Input material -
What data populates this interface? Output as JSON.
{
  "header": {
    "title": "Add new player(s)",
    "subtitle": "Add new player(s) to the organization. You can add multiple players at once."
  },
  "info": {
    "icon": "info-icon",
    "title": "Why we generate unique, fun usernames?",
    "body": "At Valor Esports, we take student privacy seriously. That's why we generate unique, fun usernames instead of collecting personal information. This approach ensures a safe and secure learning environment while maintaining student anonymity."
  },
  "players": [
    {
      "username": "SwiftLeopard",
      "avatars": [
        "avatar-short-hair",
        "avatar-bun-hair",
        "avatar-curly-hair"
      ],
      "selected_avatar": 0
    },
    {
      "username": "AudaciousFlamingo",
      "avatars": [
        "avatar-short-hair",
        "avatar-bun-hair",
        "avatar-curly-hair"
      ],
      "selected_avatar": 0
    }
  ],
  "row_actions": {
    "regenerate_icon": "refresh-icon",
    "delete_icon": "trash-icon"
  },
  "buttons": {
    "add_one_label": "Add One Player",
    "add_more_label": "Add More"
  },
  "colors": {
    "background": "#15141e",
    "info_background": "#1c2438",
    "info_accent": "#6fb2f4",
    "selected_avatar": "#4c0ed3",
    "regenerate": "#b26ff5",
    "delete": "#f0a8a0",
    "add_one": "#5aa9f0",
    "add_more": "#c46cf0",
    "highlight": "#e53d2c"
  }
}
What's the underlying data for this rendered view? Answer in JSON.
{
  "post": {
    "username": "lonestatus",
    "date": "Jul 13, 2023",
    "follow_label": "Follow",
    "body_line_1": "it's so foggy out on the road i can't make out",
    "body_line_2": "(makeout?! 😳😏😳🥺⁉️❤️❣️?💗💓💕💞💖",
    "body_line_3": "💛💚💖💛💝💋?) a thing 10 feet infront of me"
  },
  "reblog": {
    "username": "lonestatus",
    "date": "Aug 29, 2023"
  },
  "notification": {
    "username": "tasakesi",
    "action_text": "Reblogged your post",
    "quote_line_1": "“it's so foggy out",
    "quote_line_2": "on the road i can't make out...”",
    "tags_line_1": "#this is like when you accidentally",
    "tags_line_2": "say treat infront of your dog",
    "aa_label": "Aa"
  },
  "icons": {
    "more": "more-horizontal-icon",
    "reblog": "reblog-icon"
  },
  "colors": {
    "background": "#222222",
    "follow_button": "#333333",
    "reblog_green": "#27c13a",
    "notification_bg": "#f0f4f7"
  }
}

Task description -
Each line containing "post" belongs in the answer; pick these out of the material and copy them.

Exercise solution -
  "post": {
    "action_text": "Reblogged your post",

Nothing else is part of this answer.